- [Problem description] Find out how many lines of the listing below include "title" and report only that number.
##### Supplied entries #####
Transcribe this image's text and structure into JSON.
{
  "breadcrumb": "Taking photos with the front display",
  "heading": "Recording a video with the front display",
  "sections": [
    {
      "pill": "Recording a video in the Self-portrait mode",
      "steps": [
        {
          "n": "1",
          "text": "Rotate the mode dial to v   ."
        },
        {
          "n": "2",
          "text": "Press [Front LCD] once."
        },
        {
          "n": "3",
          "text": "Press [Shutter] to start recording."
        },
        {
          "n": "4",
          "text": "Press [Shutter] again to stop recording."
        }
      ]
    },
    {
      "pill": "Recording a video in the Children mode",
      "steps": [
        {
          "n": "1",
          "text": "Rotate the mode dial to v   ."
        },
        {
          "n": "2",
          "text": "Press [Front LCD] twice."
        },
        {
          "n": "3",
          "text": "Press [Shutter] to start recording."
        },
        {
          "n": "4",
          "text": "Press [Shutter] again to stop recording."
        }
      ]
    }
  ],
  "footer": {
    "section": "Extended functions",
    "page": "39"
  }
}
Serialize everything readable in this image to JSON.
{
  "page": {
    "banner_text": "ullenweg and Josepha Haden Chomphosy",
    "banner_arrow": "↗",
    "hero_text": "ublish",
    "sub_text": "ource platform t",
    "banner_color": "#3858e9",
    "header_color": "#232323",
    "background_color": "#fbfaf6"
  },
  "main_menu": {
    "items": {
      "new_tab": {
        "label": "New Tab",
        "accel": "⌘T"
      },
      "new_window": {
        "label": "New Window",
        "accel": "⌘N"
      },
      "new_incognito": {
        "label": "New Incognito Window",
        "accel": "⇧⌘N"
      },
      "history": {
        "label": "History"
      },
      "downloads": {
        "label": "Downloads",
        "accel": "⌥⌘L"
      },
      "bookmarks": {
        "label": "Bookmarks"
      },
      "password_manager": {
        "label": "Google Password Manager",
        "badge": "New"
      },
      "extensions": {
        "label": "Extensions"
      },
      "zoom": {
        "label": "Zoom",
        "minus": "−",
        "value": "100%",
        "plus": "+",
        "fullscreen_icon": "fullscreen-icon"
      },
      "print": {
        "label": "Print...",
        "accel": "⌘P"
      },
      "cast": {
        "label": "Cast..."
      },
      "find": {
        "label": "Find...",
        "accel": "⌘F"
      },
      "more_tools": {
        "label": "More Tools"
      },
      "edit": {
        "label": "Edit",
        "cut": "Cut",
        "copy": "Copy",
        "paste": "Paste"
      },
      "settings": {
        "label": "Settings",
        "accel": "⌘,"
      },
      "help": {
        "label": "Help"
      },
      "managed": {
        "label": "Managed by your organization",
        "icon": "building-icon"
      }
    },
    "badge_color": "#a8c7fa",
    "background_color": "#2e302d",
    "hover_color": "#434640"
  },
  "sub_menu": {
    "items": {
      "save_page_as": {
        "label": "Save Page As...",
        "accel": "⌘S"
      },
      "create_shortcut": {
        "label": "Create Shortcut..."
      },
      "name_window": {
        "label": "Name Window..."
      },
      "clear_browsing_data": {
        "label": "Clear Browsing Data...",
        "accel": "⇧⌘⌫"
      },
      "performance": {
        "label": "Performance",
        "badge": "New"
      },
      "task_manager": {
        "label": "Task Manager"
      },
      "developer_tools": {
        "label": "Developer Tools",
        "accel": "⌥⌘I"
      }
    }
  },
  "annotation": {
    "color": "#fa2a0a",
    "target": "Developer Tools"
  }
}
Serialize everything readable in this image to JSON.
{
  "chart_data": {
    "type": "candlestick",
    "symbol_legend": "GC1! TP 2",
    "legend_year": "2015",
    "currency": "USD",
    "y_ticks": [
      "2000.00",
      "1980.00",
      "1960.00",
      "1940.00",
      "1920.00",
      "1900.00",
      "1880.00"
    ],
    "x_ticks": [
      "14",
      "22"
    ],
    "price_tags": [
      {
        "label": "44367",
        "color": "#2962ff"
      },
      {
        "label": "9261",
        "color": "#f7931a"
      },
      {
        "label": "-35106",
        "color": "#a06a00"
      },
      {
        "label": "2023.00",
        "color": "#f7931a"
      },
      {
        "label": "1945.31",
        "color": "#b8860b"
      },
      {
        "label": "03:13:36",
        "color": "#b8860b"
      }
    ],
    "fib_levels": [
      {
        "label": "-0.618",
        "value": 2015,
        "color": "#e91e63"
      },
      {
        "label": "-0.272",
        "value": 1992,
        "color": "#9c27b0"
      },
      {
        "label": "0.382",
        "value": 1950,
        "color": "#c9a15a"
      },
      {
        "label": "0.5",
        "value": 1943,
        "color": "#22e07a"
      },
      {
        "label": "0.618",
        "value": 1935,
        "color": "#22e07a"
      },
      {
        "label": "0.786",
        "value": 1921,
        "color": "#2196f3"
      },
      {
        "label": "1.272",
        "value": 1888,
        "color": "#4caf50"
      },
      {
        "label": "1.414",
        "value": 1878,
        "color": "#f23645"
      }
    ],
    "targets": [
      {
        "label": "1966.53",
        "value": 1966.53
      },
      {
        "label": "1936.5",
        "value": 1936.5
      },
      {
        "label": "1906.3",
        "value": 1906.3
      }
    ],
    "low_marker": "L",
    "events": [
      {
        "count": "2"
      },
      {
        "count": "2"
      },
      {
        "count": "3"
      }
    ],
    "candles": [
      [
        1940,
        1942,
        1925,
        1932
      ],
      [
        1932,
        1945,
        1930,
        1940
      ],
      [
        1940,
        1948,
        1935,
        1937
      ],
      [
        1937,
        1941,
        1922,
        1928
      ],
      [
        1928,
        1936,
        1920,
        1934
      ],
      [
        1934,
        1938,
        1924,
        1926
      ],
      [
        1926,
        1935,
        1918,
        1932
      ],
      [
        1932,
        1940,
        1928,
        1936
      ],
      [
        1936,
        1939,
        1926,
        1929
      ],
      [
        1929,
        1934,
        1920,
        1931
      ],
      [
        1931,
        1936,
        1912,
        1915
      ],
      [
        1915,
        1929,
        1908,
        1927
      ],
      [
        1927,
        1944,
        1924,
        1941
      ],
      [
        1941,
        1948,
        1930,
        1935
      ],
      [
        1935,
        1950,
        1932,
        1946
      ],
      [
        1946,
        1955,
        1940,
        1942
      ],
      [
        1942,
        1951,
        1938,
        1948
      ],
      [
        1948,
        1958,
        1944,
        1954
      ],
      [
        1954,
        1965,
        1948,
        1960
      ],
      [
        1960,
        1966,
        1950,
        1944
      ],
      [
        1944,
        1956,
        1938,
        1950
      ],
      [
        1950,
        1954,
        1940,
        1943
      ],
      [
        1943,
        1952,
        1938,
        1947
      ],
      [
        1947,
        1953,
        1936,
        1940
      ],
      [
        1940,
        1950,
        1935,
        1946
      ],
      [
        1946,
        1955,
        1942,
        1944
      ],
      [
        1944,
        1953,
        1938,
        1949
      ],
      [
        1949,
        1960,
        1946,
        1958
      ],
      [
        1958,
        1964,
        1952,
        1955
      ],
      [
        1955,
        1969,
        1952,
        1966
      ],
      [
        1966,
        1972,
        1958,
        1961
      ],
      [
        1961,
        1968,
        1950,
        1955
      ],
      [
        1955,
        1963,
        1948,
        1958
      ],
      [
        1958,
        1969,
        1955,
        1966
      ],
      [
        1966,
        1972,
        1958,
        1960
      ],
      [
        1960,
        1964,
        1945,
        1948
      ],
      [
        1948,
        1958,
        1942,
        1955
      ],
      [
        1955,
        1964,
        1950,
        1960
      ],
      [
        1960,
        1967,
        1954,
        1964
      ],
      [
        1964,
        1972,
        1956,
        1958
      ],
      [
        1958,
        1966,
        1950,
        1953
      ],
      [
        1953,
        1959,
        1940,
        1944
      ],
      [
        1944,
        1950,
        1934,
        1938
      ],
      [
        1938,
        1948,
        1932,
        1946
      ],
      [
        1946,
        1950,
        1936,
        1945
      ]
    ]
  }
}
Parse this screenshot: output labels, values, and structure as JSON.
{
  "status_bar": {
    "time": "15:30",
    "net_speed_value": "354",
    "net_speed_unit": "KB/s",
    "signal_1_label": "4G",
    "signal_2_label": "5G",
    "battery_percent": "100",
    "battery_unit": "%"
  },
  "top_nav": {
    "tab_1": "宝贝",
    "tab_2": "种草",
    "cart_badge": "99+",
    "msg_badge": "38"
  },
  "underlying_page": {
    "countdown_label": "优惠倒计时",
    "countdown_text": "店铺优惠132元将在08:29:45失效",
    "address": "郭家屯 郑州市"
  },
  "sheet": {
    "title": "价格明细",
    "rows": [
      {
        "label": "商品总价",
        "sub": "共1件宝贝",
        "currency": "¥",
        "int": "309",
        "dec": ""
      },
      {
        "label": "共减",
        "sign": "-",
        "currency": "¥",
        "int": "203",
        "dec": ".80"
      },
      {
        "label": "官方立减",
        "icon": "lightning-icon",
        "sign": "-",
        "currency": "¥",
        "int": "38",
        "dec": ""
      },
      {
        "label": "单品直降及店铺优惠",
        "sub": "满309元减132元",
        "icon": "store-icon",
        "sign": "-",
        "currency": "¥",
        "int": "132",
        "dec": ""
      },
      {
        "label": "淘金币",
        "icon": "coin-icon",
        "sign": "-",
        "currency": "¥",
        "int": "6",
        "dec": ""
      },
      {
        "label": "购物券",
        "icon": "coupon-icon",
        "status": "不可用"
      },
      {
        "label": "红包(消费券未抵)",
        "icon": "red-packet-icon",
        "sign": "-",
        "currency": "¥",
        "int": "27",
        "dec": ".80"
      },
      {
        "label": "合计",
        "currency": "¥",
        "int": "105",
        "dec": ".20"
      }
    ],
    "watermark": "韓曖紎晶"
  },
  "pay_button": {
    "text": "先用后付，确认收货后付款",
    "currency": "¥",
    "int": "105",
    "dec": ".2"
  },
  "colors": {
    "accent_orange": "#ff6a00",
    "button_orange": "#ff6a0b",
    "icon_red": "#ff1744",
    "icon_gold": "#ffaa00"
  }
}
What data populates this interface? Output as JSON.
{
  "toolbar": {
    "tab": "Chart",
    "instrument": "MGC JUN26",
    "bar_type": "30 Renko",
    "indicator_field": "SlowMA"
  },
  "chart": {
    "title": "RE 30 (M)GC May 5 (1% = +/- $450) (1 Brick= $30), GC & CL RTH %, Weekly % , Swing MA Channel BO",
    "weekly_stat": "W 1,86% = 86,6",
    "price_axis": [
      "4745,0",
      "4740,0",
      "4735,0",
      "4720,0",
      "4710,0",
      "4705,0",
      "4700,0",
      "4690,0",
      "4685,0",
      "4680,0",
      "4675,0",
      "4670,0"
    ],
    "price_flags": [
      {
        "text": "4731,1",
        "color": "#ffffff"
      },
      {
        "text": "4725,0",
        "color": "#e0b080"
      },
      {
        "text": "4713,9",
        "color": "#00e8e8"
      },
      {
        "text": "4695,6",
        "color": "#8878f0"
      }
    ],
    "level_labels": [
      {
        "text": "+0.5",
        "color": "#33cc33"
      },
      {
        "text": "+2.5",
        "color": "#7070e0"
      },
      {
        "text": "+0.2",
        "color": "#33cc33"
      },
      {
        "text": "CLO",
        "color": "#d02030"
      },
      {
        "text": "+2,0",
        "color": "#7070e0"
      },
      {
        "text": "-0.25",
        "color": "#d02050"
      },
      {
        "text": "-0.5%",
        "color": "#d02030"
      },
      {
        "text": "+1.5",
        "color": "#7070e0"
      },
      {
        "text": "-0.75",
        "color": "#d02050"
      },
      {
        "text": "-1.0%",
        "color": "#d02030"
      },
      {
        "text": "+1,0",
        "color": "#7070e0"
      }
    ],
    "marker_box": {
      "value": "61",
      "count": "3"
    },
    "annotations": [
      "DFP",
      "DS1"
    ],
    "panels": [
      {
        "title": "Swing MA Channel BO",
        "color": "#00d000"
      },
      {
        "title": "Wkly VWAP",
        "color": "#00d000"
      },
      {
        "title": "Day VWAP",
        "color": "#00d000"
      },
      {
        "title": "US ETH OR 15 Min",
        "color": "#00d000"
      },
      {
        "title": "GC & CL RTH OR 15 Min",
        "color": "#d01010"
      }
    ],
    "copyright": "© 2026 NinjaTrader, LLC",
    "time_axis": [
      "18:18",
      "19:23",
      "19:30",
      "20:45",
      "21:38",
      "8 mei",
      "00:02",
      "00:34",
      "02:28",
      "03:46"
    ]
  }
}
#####
- [Expected answer] 7